Five For Tom Spurgeon

I wrote something for The Beat‘s collective tribute to Tom Spurgeon, but somehow it got utterly screwed up by the time it ran. Here’s the original.


In no particular order:

1. The thrill of recognition when I was starting out and realized that Spurgeon was reading me. He was the real deal, even then. (I’m old, I can say that.) To this day, I feel like he was being too polite when we’d talk and he wouldn’t just tell me to stop wasting his time.

2. The kindness he showed me when I had to bail on doing an interview with him because of my father’s death; I remember extremely clearly, more than a decade later, how much his down-to-earth reminders that what was happening was far more important than talking about comics helped at a time when I was, basically, a complete mess who thought that I couldn’t let anyone down about anything, no matter what.

(I did the interview on the plane home after the funeral; it was shitty because of where my head was at, and I’ve always felt bad that I wasn’t more entertaining or interesting; Spurgeon was pleasantly dismissive of such thoughts.)

3. His response when I told him that he and I were both on a Prominent Comic Creator’s private list worst case scenarios for comics journalists, along with a third I’m-not-naming-them-here journalist, as told to me by a mutual friend. The best word is probably “tickled”; he thought it was ridiculous and funny and confusing that the three of us were on the same list, but decided that it was probably a badge of honor for all three of us, somehow.

4. An email I got from him after he’d heard that an entirely separate Prominent Comic Creator tried to start a fight with me at a comic convention. It’s very silly, but having him write, “I got your back,” felt like… validation? Having someone I respected to that degree say something as simple as that about something that I was feeling pretty embarrassed about meant a lot. Also, considering the creator involved, the mental image of the two of them fighting is utterly amazing, trust me.

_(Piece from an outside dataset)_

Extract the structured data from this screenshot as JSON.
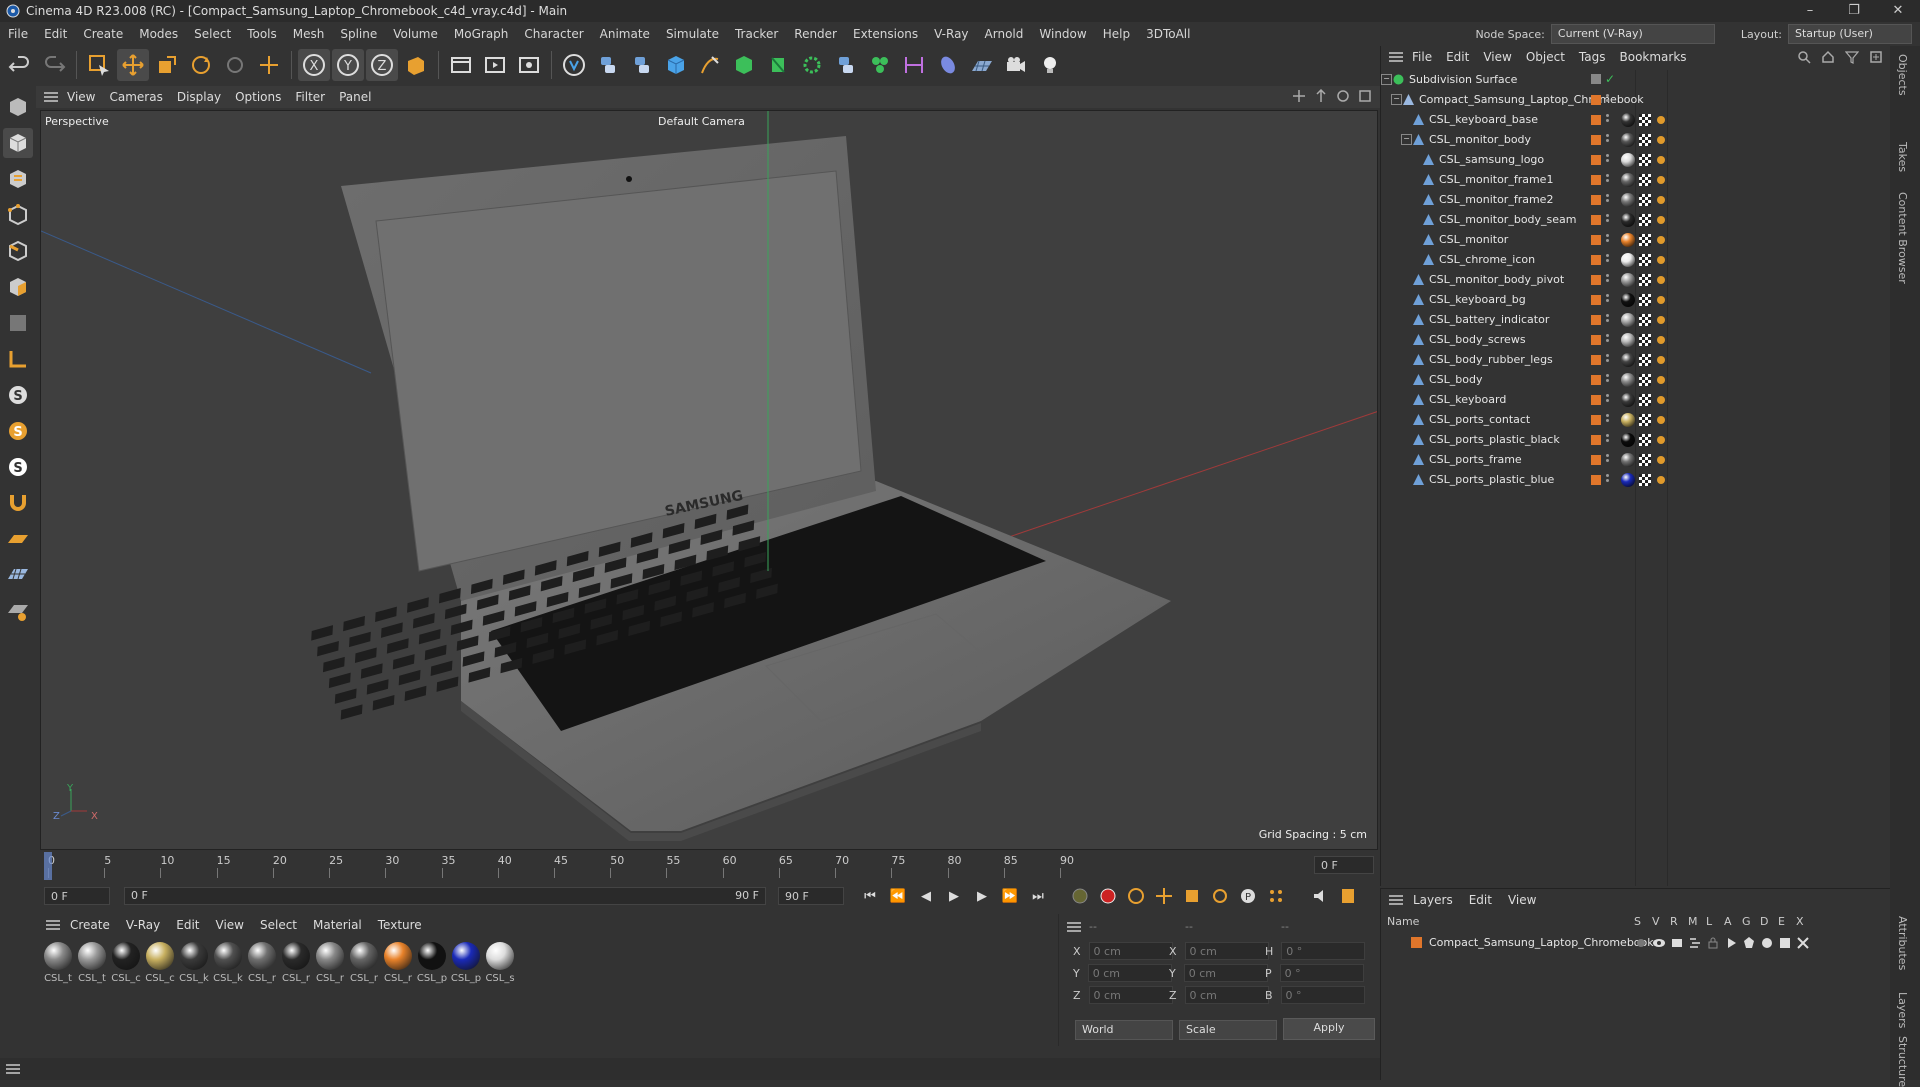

5. This essay:

It’s such a wonderful piece of writing, when viewed through an analytic eye, sure, but it’s also a wonderful encapsulation of Tom as I knew him; the last section, where he writes about sharing his story because he hopes it will make people get check-ups again, and “embrace the inevitable fragilities of getting older with good humor and perspective,” speaks well of him as not only a writer, but also as a person.

I’ve re-read it a couple of times since learning of his death, and it’s overwhelming right now. I know if he was here to read this and I said that to him, he’d say something funny to try and put my mind at ease, but also take pains not to undercut how sad I am. That he’d do that for me, when we weren’t especially close, says everything there is.